§ **Work to be completed**:
Filter the entries for lines with the word "chart".

§ **The data**:

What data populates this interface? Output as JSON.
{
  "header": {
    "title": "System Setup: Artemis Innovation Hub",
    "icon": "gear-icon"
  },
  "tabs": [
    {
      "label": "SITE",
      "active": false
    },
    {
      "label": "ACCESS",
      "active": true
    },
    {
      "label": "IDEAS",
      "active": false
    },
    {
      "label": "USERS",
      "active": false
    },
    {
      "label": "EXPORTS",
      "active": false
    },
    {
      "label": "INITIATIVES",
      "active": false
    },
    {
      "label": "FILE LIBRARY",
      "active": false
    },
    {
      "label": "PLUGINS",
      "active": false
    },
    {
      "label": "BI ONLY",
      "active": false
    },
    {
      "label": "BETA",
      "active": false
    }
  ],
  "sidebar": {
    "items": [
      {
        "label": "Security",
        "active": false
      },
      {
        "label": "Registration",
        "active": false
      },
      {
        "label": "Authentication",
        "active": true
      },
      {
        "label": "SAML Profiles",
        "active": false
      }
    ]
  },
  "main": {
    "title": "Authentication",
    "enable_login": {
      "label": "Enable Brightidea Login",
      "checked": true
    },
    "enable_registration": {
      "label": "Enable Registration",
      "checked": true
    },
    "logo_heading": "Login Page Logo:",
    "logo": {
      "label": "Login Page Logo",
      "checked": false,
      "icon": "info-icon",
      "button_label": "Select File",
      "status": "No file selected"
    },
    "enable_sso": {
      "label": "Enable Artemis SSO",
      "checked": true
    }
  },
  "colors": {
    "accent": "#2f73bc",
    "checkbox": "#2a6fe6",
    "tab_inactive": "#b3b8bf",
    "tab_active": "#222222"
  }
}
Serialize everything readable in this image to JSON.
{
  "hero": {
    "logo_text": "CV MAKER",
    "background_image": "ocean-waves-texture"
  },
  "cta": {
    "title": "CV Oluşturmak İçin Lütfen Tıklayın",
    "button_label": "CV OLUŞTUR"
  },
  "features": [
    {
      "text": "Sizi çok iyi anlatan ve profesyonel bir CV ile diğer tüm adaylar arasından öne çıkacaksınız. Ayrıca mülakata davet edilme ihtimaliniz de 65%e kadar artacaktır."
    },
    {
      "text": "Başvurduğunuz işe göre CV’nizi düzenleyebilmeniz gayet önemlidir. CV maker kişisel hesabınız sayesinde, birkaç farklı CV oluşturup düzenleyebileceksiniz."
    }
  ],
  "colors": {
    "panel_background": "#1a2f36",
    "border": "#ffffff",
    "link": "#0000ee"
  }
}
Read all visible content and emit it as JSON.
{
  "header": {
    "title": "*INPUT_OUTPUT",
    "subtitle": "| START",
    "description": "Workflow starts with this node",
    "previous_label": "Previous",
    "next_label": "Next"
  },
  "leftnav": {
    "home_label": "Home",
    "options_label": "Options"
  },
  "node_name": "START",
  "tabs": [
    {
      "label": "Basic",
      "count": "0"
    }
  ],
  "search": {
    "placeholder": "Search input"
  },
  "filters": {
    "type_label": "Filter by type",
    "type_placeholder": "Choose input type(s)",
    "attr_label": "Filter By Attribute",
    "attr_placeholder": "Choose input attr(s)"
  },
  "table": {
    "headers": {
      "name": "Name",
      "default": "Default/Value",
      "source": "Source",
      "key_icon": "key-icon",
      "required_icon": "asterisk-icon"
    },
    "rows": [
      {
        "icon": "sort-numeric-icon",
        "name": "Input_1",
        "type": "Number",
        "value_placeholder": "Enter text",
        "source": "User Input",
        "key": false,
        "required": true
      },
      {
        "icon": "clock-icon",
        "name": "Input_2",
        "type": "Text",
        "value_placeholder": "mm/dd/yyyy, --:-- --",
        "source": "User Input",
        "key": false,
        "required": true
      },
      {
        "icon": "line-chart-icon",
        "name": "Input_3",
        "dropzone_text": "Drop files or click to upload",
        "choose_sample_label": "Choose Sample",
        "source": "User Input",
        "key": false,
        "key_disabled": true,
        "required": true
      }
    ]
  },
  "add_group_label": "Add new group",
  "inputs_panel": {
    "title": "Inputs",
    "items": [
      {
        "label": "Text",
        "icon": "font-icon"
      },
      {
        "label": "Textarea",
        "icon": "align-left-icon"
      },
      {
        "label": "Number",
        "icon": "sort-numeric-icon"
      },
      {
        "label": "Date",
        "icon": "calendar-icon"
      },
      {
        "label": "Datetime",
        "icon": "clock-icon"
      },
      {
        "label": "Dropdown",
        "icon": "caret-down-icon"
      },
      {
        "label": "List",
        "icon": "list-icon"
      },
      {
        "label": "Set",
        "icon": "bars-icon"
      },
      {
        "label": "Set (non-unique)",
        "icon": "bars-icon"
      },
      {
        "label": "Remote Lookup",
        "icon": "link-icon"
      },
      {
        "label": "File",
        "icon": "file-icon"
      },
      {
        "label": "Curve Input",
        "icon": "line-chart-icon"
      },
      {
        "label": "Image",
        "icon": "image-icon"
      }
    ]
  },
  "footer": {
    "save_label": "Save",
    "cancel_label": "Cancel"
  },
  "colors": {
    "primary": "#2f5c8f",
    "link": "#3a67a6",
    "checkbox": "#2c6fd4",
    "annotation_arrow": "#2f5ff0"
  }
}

§ **Task solution**:
        "icon": "line-chart-icon",
        "icon": "line-chart-icon"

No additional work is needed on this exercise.